Fig Garden looks ripe
partners see potential for profit in Fresno renovations
July 30, 2006
Architect David Brown likens Old Fig Garden to St. Francis
Woods in San Francisco or Claremont Hills in Oakland, both
unique neighborhoods with a style that is universally popular.
"When Ron said, 'Come check it out,' I thought, 'Fresno?
You've got to be kidding me.' " But Brown put his doubts
aside, drove over from the Bay Area and discovered that his
friend and business partner, Ron Hodge, was on to something.
Old Fig Garden, they decided, is where they would make their
Hodge and Brown have bought four older houses in Old Fig
and, using Brown's architectural eye, plan to gut them, make
them over and then resell the properties.
Hodge lives in Fresno. Brown resides in Connecticut but
makes frequent trips to the central San Joaquin Valley. They
formed a corporation, The Fig Group, and plan to stamp a
design of a fig leaf and the year it was remodeled into the
concrete walkway of each house.
They are not typical real estate flippers. They say they
don't just install new carpeting, slap on a coat of paint,
make a few cosmetic improvements and sell the property in
a few weeks.
just not paint, powder and sell!" Hodge
said. "We want to take every consideration into detail
to keep the original flavor of the house. We want to put
in a new house that feels like it has always been in the
Hodge said he doesn't worry about the costs of carrying
a mortgage while remodeling. He figures the eventual sales
price will be more than enough.
His first project in the neighborhood was a 65-year-old,
2,000-square-foot home with a 1,000-square-foot guest house
at Wilson and Holland avenues.
He spent two years gutting, designing an expanded open floor
plan that appeals to today's buyers and creating a Santa
Barbara Mediterranean-style house that is almost twice the
size of the original.
The rooms were all reconfigured. The master bedroom is now
a family room.
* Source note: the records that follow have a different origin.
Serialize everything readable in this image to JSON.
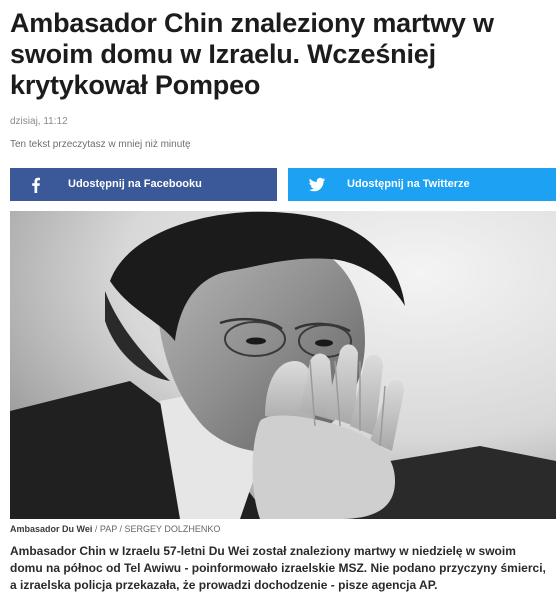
{
  "article": {
    "title": "Ambasador Chin znaleziony martwy w swoim domu w Izraelu. Wcześniej krytykował Pompeo",
    "date": "dzisiaj, 11:12",
    "read_time": "Ten tekst przeczytasz w mniej niż minutę",
    "lead": "Ambasador Chin w Izraelu 57-letni Du Wei został znaleziony martwy w niedzielę w swoim domu na północ od Tel Awiwu - poinformowało izraelskie MSZ. Nie podano przyczyny śmierci, a izraelska policja przekazała, że prowadzi dochodzenie - pisze agencja AP."
  },
  "share": {
    "facebook": {
      "label": "Udostępnij na Facebooku",
      "icon": "facebook-icon",
      "color": "#3b5998"
    },
    "twitter": {
      "label": "Udostępnij na Twitterze",
      "icon": "twitter-icon",
      "color": "#1da1f2"
    }
  },
  "photo": {
    "description_icon": "portrait-photo",
    "caption_subject": "Ambasador Du Wei",
    "caption_credit": " / PAP / SERGEY DOLZHENKO"
  }
}
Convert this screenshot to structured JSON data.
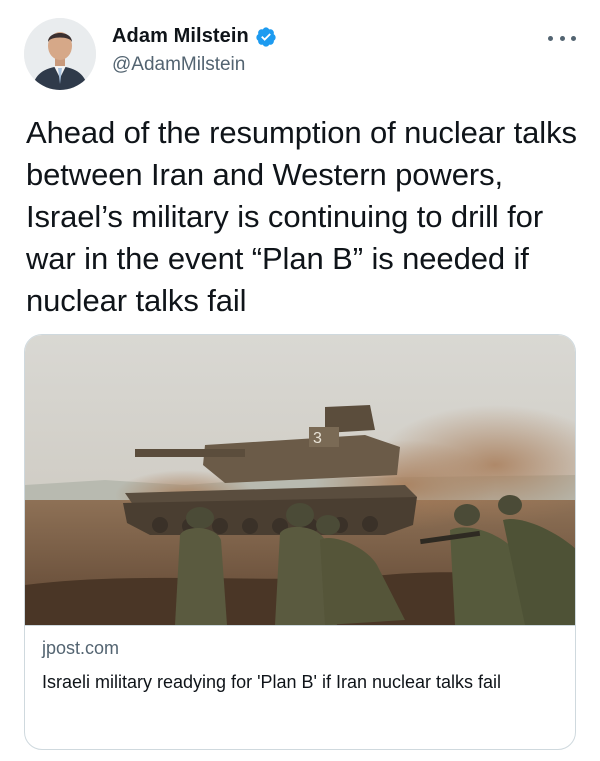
{
  "author": {
    "display_name": "Adam Milstein",
    "handle": "@AdamMilstein",
    "verified": true
  },
  "tweet": {
    "text": "Ahead of the resumption of nuclear talks between Iran and Western powers, Israel’s military is continuing to drill for war in the event “Plan B” is needed if nuclear talks fail"
  },
  "link_card": {
    "domain": "jpost.com",
    "title": "Israeli military readying for 'Plan B' if Iran nuclear talks fail",
    "tank_marking": "3"
  },
  "colors": {
    "verified_blue": "#1d9bf0",
    "secondary_text": "#536471",
    "card_border": "#cfd9de"
  },
  "icons": {
    "verified": "verified-badge-icon",
    "more": "more-horizontal-icon"
  }
}
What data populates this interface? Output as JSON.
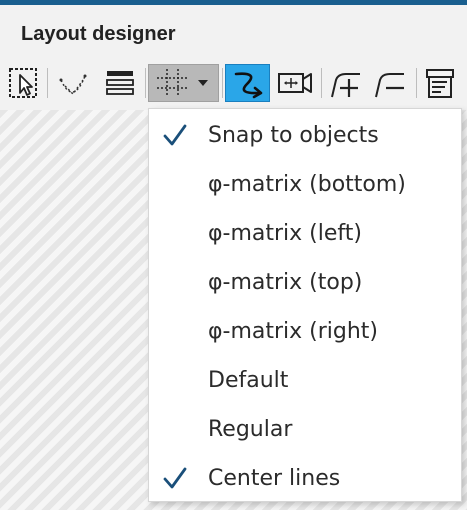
{
  "window": {
    "title": "Layout designer"
  },
  "toolbar": {
    "buttons": [
      {
        "icon": "selection-arrow-icon",
        "active": false
      },
      {
        "icon": "curve-points-icon",
        "active": false
      },
      {
        "icon": "align-bars-icon",
        "active": false
      },
      {
        "icon": "snap-grid-icon",
        "active": false,
        "has_dropdown": true
      },
      {
        "icon": "curve-path-icon",
        "active": true
      },
      {
        "icon": "camera-move-icon",
        "active": false
      },
      {
        "icon": "add-keyframe-icon",
        "active": false
      },
      {
        "icon": "remove-keyframe-icon",
        "active": false
      },
      {
        "icon": "properties-icon",
        "active": false
      }
    ]
  },
  "menu": {
    "items": [
      {
        "label": "Snap to objects",
        "checked": true
      },
      {
        "label": "φ-matrix (bottom)",
        "checked": false
      },
      {
        "label": "φ-matrix (left)",
        "checked": false
      },
      {
        "label": "φ-matrix (top)",
        "checked": false
      },
      {
        "label": "φ-matrix (right)",
        "checked": false
      },
      {
        "label": "Default",
        "checked": false
      },
      {
        "label": "Regular",
        "checked": false
      },
      {
        "label": "Center lines",
        "checked": true
      }
    ]
  },
  "colors": {
    "accent": "#2aa6e8",
    "check": "#1a4f7a",
    "topbar": "#1a5f8f"
  }
}
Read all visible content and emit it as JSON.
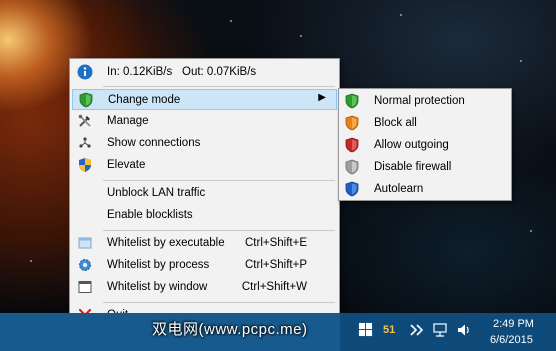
{
  "status": {
    "traffic_in": "In: 0.12KiB/s",
    "traffic_out": "Out: 0.07KiB/s"
  },
  "menu": {
    "change_mode": "Change mode",
    "manage": "Manage",
    "show_connections": "Show connections",
    "elevate": "Elevate",
    "unblock_lan": "Unblock LAN traffic",
    "enable_blocklists": "Enable blocklists",
    "whitelist_executable": "Whitelist by executable",
    "whitelist_executable_sc": "Ctrl+Shift+E",
    "whitelist_process": "Whitelist by process",
    "whitelist_process_sc": "Ctrl+Shift+P",
    "whitelist_window": "Whitelist by window",
    "whitelist_window_sc": "Ctrl+Shift+W",
    "quit": "Quit"
  },
  "submenu": {
    "normal_protection": "Normal protection",
    "block_all": "Block all",
    "allow_outgoing": "Allow outgoing",
    "disable_firewall": "Disable firewall",
    "autolearn": "Autolearn"
  },
  "taskbar": {
    "watermark": "双电网(www.pcpc.me)",
    "tray_badge": "51",
    "time": "2:49 PM",
    "date": "6/6/2015"
  },
  "colors": {
    "shield_green": "#2f9a2f",
    "shield_orange": "#e8801a",
    "shield_red": "#c62828",
    "shield_gray": "#9e9e9e",
    "shield_blue": "#1f5fc4",
    "highlight": "#cde6f7"
  }
}
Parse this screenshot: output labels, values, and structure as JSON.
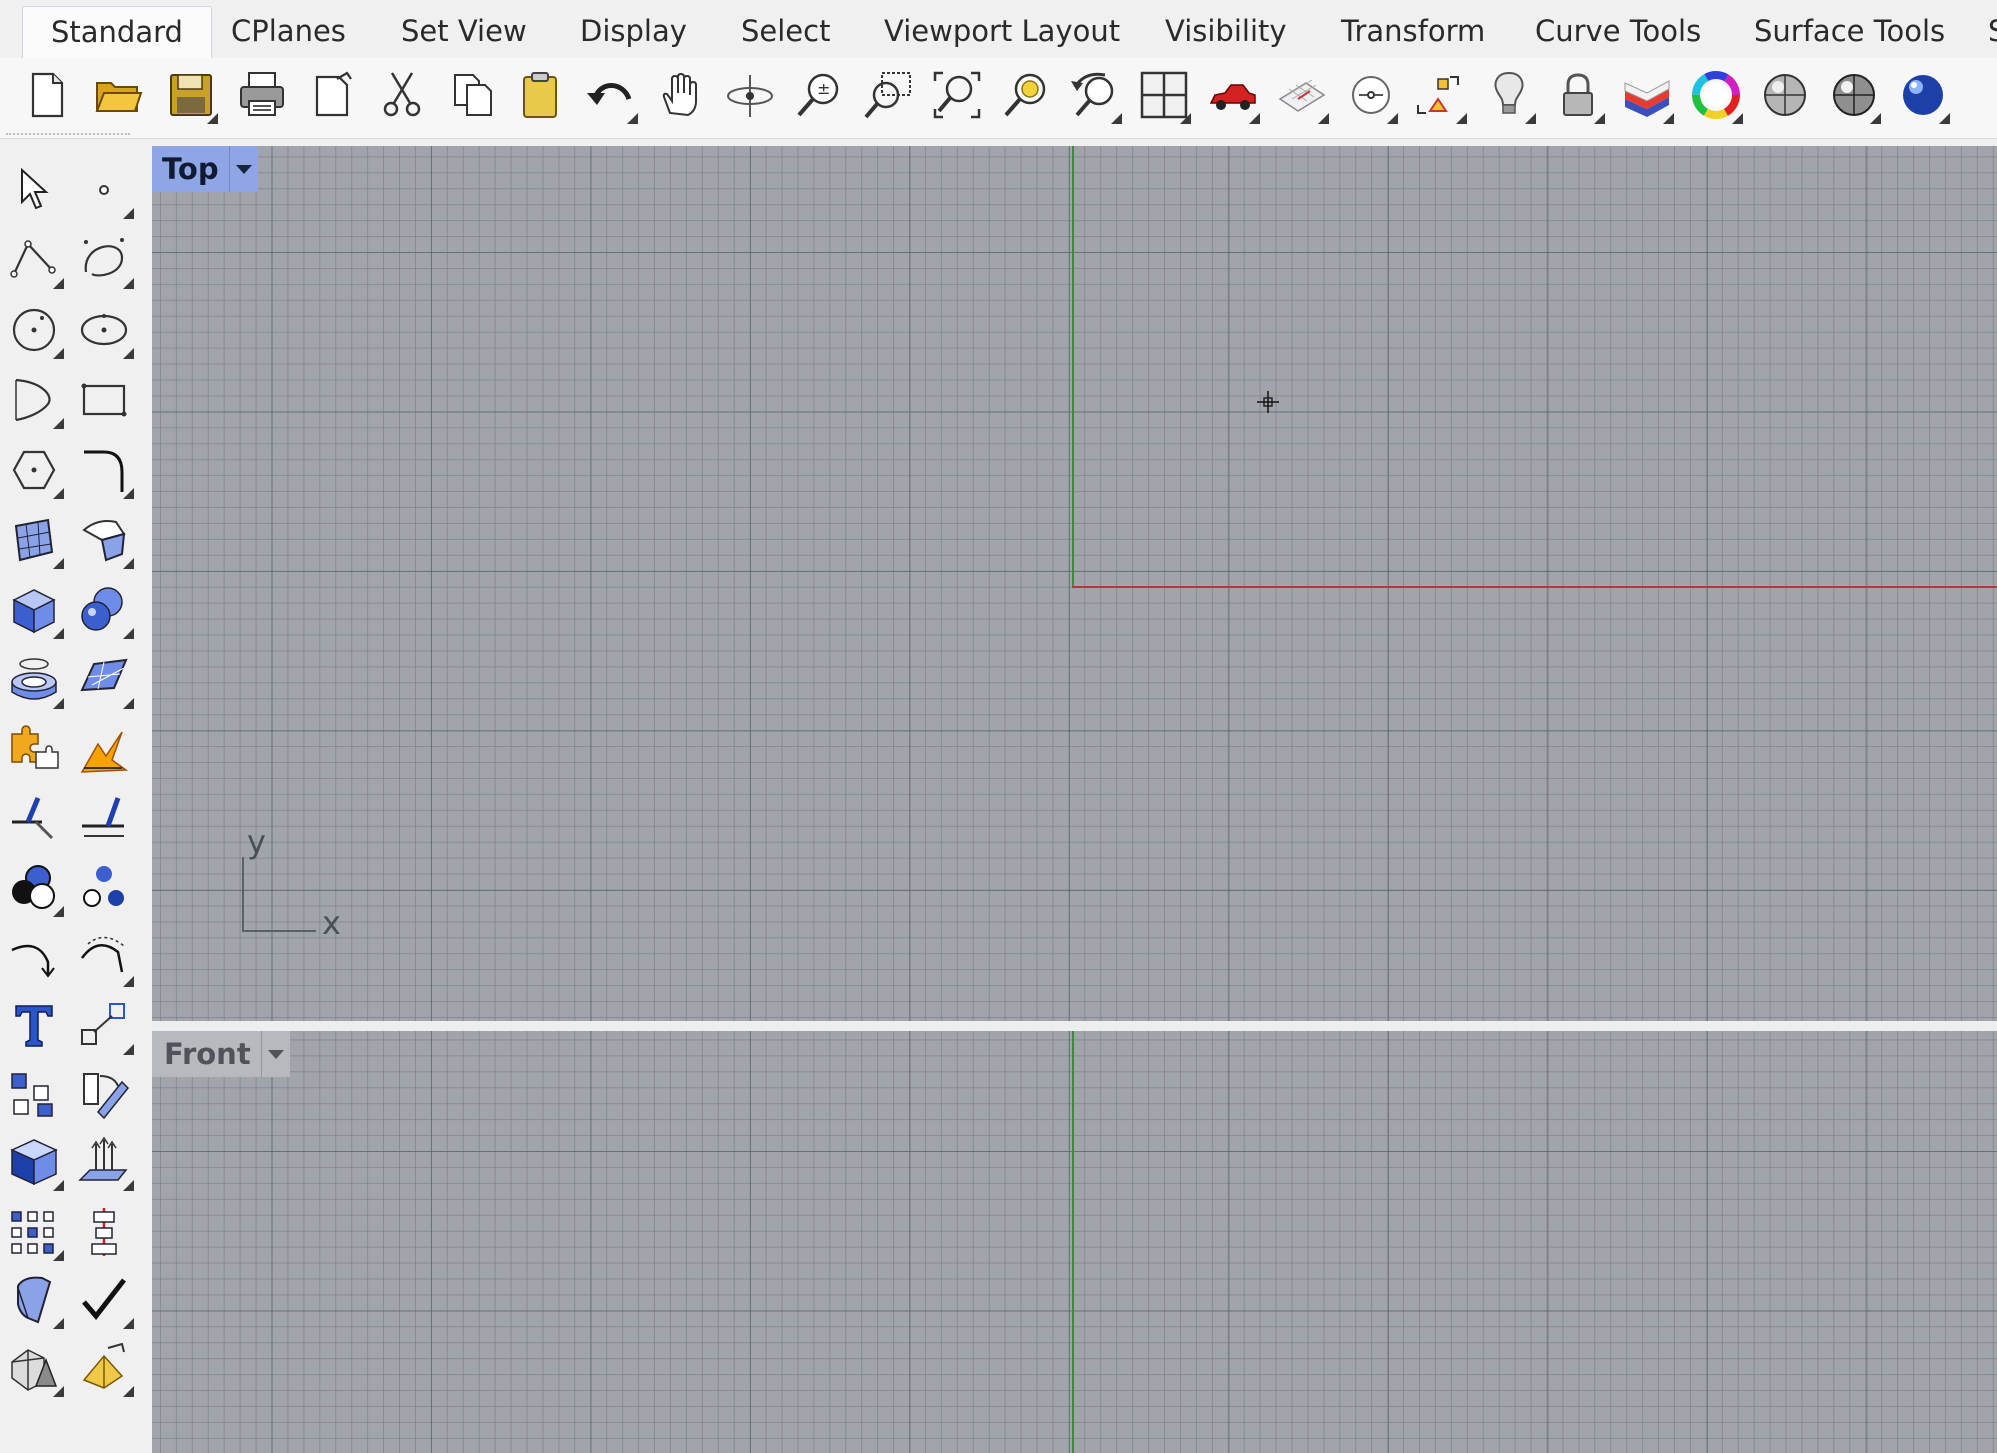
{
  "tabs": [
    "Standard",
    "CPlanes",
    "Set View",
    "Display",
    "Select",
    "Viewport Layout",
    "Visibility",
    "Transform",
    "Curve Tools",
    "Surface Tools",
    "S"
  ],
  "active_tab": "Standard",
  "toolbar_icons": [
    "new-document",
    "open",
    "save",
    "print",
    "import-export",
    "cut",
    "copy",
    "paste",
    "undo",
    "pan",
    "rotate-view",
    "zoom",
    "zoom-window",
    "zoom-extents",
    "zoom-selected",
    "undo-view",
    "four-viewports",
    "car-properties",
    "grid-options",
    "snap-options",
    "object-snap",
    "lightbulb",
    "lock",
    "layers",
    "color-wheel",
    "shaded-sphere",
    "rendered-sphere",
    "blue-sphere"
  ],
  "sidebar_icons": [
    "select",
    "point",
    "polyline",
    "curve",
    "circle",
    "ellipse",
    "arc",
    "rectangle",
    "polygon",
    "fillet",
    "surface-from-points",
    "extrude-surface",
    "box",
    "boolean-union",
    "cylinder",
    "surface-patch",
    "explode",
    "trim",
    "split",
    "split-edge",
    "boolean-solids",
    "boolean-split",
    "rebuild-curve",
    "offset-curve",
    "text",
    "scale",
    "group",
    "rotate-flip",
    "solid-edit",
    "extrude-draft",
    "array",
    "align",
    "bend",
    "check",
    "polygon-mesh",
    "cone"
  ],
  "viewports": {
    "top": {
      "label": "Top",
      "axis_x_label": "x",
      "axis_y_label": "y",
      "active": true
    },
    "front": {
      "label": "Front",
      "active": false
    }
  },
  "colors": {
    "active_viewport_label": "#8ea6e6",
    "viewport_background": "#a1a5ab",
    "x_axis": "#b03a3a",
    "y_axis": "#3d8a3d"
  }
}
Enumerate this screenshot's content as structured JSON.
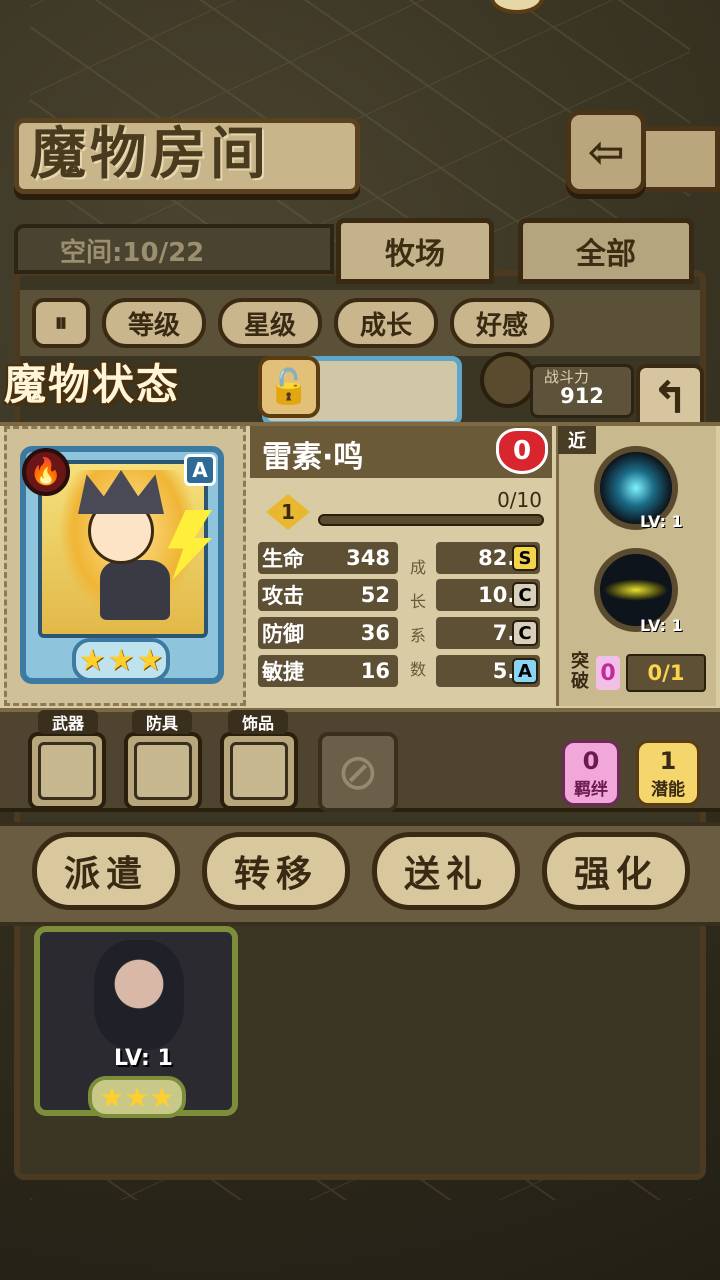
{
  "header": {
    "title": "魔物房间",
    "space_label": "空间:10/22",
    "tabs": [
      "牧场",
      "全部"
    ]
  },
  "sort_buttons": [
    "等级",
    "星级",
    "成长",
    "好感"
  ],
  "status_panel": {
    "title": "魔物状态",
    "power_label": "战斗力",
    "power_value": "912",
    "monster_name": "雷素·鸣",
    "affection": "0",
    "rank": "A",
    "stars": 3,
    "level": "1",
    "exp": "0/10",
    "exp_progress": 0,
    "growth_vertical_label": [
      "成",
      "长",
      "系",
      "数"
    ],
    "stats": [
      {
        "label": "生命",
        "value": "348",
        "growth": "82.1",
        "grade": "S"
      },
      {
        "label": "攻击",
        "value": "52",
        "growth": "10.2",
        "grade": "C"
      },
      {
        "label": "防御",
        "value": "36",
        "growth": "7.0",
        "grade": "C"
      },
      {
        "label": "敏捷",
        "value": "16",
        "growth": "5.9",
        "grade": "A"
      }
    ],
    "skill_tag": "近",
    "skills": [
      {
        "name": "electric-skill",
        "level": "LV: 1"
      },
      {
        "name": "dash-skill",
        "level": "LV: 1"
      }
    ],
    "breakthrough_label": "突破",
    "breakthrough_count": "0",
    "breakthrough_progress": "0/1"
  },
  "equipment": {
    "slots": [
      "武器",
      "防具",
      "饰品"
    ],
    "bond_value": "0",
    "bond_label": "羁绊",
    "potential_value": "1",
    "potential_label": "潜能"
  },
  "actions": [
    "派遣",
    "转移",
    "送礼",
    "强化"
  ],
  "list_card": {
    "level": "LV: 1",
    "stars": 3
  },
  "colors": {
    "grade_S": "#f4d54a",
    "grade_C": "#d8d0bc",
    "grade_A": "#8ad6f2",
    "accent_gold": "#e7b830"
  }
}
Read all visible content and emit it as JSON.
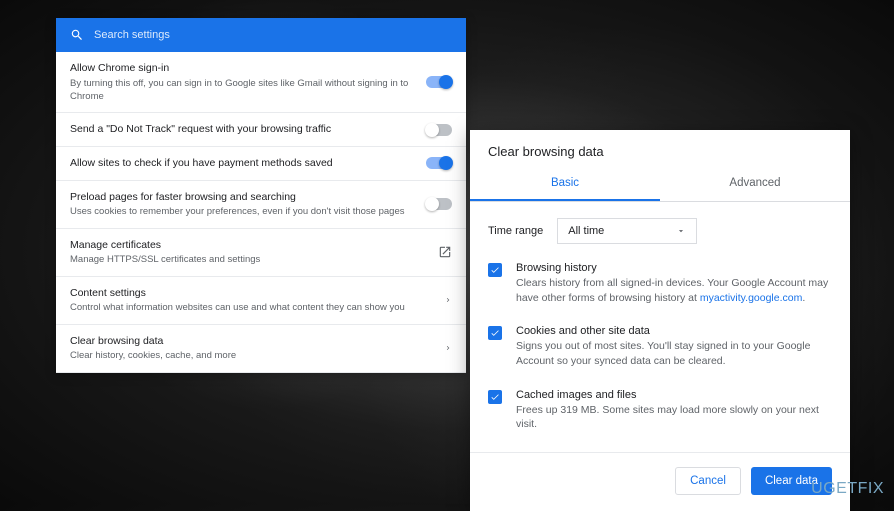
{
  "settings": {
    "search_placeholder": "Search settings",
    "rows": [
      {
        "title": "Allow Chrome sign-in",
        "desc": "By turning this off, you can sign in to Google sites like Gmail without signing in to Chrome",
        "control": "toggle",
        "state": "on"
      },
      {
        "title": "Send a \"Do Not Track\" request with your browsing traffic",
        "desc": "",
        "control": "toggle",
        "state": "off"
      },
      {
        "title": "Allow sites to check if you have payment methods saved",
        "desc": "",
        "control": "toggle",
        "state": "on"
      },
      {
        "title": "Preload pages for faster browsing and searching",
        "desc": "Uses cookies to remember your preferences, even if you don't visit those pages",
        "control": "toggle",
        "state": "off"
      },
      {
        "title": "Manage certificates",
        "desc": "Manage HTTPS/SSL certificates and settings",
        "control": "external"
      },
      {
        "title": "Content settings",
        "desc": "Control what information websites can use and what content they can show you",
        "control": "arrow"
      },
      {
        "title": "Clear browsing data",
        "desc": "Clear history, cookies, cache, and more",
        "control": "arrow"
      }
    ]
  },
  "dialog": {
    "title": "Clear browsing data",
    "tabs": {
      "basic": "Basic",
      "advanced": "Advanced"
    },
    "time_range_label": "Time range",
    "time_range_value": "All time",
    "items": [
      {
        "title": "Browsing history",
        "desc_before": "Clears history from all signed-in devices. Your Google Account may have other forms of browsing history at ",
        "link": "myactivity.google.com",
        "desc_after": "."
      },
      {
        "title": "Cookies and other site data",
        "desc": "Signs you out of most sites. You'll stay signed in to your Google Account so your synced data can be cleared."
      },
      {
        "title": "Cached images and files",
        "desc": "Frees up 319 MB. Some sites may load more slowly on your next visit."
      }
    ],
    "cancel": "Cancel",
    "clear": "Clear data"
  },
  "watermark": "UGETFIX"
}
What was once an office is now the foyer,
complete with cutouts for safekeeping of car keys, high windows
that bring light in and a multilevel ceiling.
A 1,600-square-foot addition contains a new master bed!
room and bathroom, and two extra bedrooms. A three-car garage
was cons tructed with metal doors that were faux painted
to resemble wooden carriage doors.
Wood floors and doors were battered with chains and chisels
to give a distressed look. Adhering to the Santa Barbara
character, the house has two styles of stucco and 500 hand-cut
tails on the overhang of the roof.
Five sets of double French doors lead to a courtyard, and
four sets of double French double doors exit to patios. Hodge
said he tries to incorporate doors to a courtyard or the
outside in every remodel.
In the kitchen, he installed an eight-burner stove with
a pot filler for pasta-making.
and Brown tried to stay true to the character of the 1930s
and '40s, even incorporating skinny door jams typical of
that period. "It is a little detail that most people
don't notice," Hodge said.
He declined to reveal the purchase price or the cost of
the makeover, but a local attorney paid $1.5 million for
said Old Fig Garden is the only place in Fresno where
he can do the extensive makeovers and still make money.
Many of the houses are older, need work and sit on big leafy
lots. And the neighborhood is popular. Building on those
characteristics can lead to a nice profit, he said.
"You've got $400,000 houses a few doors down from million-dollar
houses," he said. "That tells me there could be
a $1 million house there."
said gutting a house to what Hodge calls "its
bones" and rebuilding is 30% to 40% more expensive than
simply tearing down and constructing a new house on the same
"But there is something that is kind of not right about
that," he said. "I personally like the old classics."